Records from a data source:
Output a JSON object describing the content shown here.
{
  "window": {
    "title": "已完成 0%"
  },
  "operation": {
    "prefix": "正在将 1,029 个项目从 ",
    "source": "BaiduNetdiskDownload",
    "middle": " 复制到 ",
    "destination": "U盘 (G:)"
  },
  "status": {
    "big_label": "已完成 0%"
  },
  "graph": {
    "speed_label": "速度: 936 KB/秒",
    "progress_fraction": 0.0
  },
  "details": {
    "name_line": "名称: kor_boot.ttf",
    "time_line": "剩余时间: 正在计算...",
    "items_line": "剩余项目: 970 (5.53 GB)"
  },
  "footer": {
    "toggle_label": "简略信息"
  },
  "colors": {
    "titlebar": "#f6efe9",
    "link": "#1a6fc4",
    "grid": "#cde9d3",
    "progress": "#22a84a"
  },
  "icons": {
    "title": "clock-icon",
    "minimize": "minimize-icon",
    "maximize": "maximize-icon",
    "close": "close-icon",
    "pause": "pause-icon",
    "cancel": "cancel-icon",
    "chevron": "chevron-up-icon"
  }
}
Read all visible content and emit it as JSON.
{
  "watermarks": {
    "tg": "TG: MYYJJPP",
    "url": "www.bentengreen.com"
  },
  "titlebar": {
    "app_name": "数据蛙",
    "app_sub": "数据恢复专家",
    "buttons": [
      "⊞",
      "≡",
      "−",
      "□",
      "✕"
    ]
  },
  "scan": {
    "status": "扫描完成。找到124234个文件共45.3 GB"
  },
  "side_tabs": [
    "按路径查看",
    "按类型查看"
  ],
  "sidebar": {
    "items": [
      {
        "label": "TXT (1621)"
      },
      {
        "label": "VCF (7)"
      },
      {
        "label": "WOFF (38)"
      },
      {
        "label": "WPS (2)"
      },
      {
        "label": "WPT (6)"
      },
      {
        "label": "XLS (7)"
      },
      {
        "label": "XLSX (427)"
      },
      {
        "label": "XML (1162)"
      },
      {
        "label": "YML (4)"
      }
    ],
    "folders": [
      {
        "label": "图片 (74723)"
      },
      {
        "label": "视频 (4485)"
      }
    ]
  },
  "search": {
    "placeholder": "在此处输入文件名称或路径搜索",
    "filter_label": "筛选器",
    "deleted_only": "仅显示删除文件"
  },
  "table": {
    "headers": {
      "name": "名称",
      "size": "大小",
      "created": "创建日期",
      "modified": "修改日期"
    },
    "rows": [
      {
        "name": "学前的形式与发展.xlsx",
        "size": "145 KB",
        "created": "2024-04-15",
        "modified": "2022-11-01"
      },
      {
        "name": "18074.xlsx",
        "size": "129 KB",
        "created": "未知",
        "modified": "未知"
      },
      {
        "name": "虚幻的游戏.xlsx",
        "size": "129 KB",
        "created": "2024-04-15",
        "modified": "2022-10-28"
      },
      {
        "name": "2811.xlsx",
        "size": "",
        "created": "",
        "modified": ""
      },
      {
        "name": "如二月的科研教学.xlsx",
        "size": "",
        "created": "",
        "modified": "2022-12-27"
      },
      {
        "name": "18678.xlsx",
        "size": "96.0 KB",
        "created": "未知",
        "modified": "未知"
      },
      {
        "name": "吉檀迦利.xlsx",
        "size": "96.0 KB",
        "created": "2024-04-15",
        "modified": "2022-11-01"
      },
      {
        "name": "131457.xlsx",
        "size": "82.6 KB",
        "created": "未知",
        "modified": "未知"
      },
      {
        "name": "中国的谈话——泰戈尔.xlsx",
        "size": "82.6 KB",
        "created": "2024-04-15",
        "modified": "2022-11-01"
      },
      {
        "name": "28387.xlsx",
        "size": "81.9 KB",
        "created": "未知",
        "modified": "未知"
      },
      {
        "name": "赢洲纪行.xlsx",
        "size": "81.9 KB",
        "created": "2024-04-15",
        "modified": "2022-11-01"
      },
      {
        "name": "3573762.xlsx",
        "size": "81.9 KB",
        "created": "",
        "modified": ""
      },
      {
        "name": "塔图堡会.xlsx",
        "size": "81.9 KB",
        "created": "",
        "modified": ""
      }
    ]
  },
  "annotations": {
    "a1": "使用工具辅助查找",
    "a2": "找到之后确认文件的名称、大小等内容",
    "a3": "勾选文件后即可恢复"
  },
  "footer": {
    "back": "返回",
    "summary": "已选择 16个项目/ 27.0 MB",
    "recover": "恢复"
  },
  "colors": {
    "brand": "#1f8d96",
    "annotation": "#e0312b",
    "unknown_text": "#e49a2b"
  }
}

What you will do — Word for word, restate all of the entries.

Output for this task —
Output a JSON object describing the content shown here.
{
  "window": {
    "title": "已完成 0%"
  },
  "operation": {
    "prefix": "正在将 1,029 个项目从 ",
    "source": "BaiduNetdiskDownload",
    "middle": " 复制到 ",
    "destination": "U盘 (G:)"
  },
  "status": {
    "big_label": "已完成 0%"
  },
  "graph": {
    "speed_label": "速度: 936 KB/秒",
    "progress_fraction": 0.0
  },
  "details": {
    "name_line": "名称: kor_boot.ttf",
    "time_line": "剩余时间: 正在计算...",
    "items_line": "剩余项目: 970 (5.53 GB)"
  },
  "footer": {
    "toggle_label": "简略信息"
  },
  "colors": {
    "titlebar": "#f6efe9",
    "link": "#1a6fc4",
    "grid": "#cde9d3",
    "progress": "#22a84a"
  },
  "icons": {
    "title": "clock-icon",
    "minimize": "minimize-icon",
    "maximize": "maximize-icon",
    "close": "close-icon",
    "pause": "pause-icon",
    "cancel": "cancel-icon",
    "chevron": "chevron-up-icon"
  }
}
Read all visible content and emit it as JSON.
{
  "watermarks": {
    "tg": "TG: MYYJJPP",
    "url": "www.bentengreen.com"
  },
  "titlebar": {
    "app_name": "数据蛙",
    "app_sub": "数据恢复专家",
    "buttons": [
      "⊞",
      "≡",
      "−",
      "□",
      "✕"
    ]
  },
  "scan": {
    "status": "扫描完成。找到124234个文件共45.3 GB"
  },
  "side_tabs": [
    "按路径查看",
    "按类型查看"
  ],
  "sidebar": {
    "items": [
      {
        "label": "TXT (1621)"
      },
      {
        "label": "VCF (7)"
      },
      {
        "label": "WOFF (38)"
      },
      {
        "label": "WPS (2)"
      },
      {
        "label": "WPT (6)"
      },
      {
        "label": "XLS (7)"
      },
      {
        "label": "XLSX (427)"
      },
      {
        "label": "XML (1162)"
      },
      {
        "label": "YML (4)"
      }
    ],
    "folders": [
      {
        "label": "图片 (74723)"
      },
      {
        "label": "视频 (4485)"
      }
    ]
  },
  "search": {
    "placeholder": "在此处输入文件名称或路径搜索",
    "filter_label": "筛选器",
    "deleted_only": "仅显示删除文件"
  },
  "table": {
    "headers": {
      "name": "名称",
      "size": "大小",
      "created": "创建日期",
      "modified": "修改日期"
    },
    "rows": [
      {
        "name": "学前的形式与发展.xlsx",
        "size": "145 KB",
        "created": "2024-04-15",
        "modified": "2022-11-01"
      },
      {
        "name": "18074.xlsx",
        "size": "129 KB",
        "created": "未知",
        "modified": "未知"
      },
      {
        "name": "虚幻的游戏.xlsx",
        "size": "129 KB",
        "created": "2024-04-15",
        "modified": "2022-10-28"
      },
      {
        "name": "2811.xlsx",
        "size": "",
        "created": "",
        "modified": ""
      },
      {
        "name": "如二月的科研教学.xlsx",
        "size": "",
        "created": "",
        "modified": "2022-12-27"
      },
      {
        "name": "18678.xlsx",
        "size": "96.0 KB",
        "created": "未知",
        "modified": "未知"
      },
      {
        "name": "吉檀迦利.xlsx",
        "size": "96.0 KB",
        "created": "2024-04-15",
        "modified": "2022-11-01"
      },
      {
        "name": "131457.xlsx",
        "size": "82.6 KB",
        "created": "未知",
        "modified": "未知"
      },
      {
        "name": "中国的谈话——泰戈尔.xlsx",
        "size": "82.6 KB",
        "created": "2024-04-15",
        "modified": "2022-11-01"
      },
      {
        "name": "28387.xlsx",
        "size": "81.9 KB",
        "created": "未知",
        "modified": "未知"
      },
      {
        "name": "赢洲纪行.xlsx",
        "size": "81.9 KB",
        "created": "2024-04-15",
        "modified": "2022-11-01"
      },
      {
        "name": "3573762.xlsx",
        "size": "81.9 KB",
        "created": "",
        "modified": ""
      },
      {
        "name": "塔图堡会.xlsx",
        "size": "81.9 KB",
        "created": "",
        "modified": ""
      }
    ]
  },
  "annotations": {
    "a1": "使用工具辅助查找",
    "a2": "找到之后确认文件的名称、大小等内容",
    "a3": "勾选文件后即可恢复"
  },
  "footer": {
    "back": "返回",
    "summary": "已选择 16个项目/ 27.0 MB",
    "recover": "恢复"
  },
  "colors": {
    "brand": "#1f8d96",
    "annotation": "#e0312b",
    "unknown_text": "#e49a2b"
  }
}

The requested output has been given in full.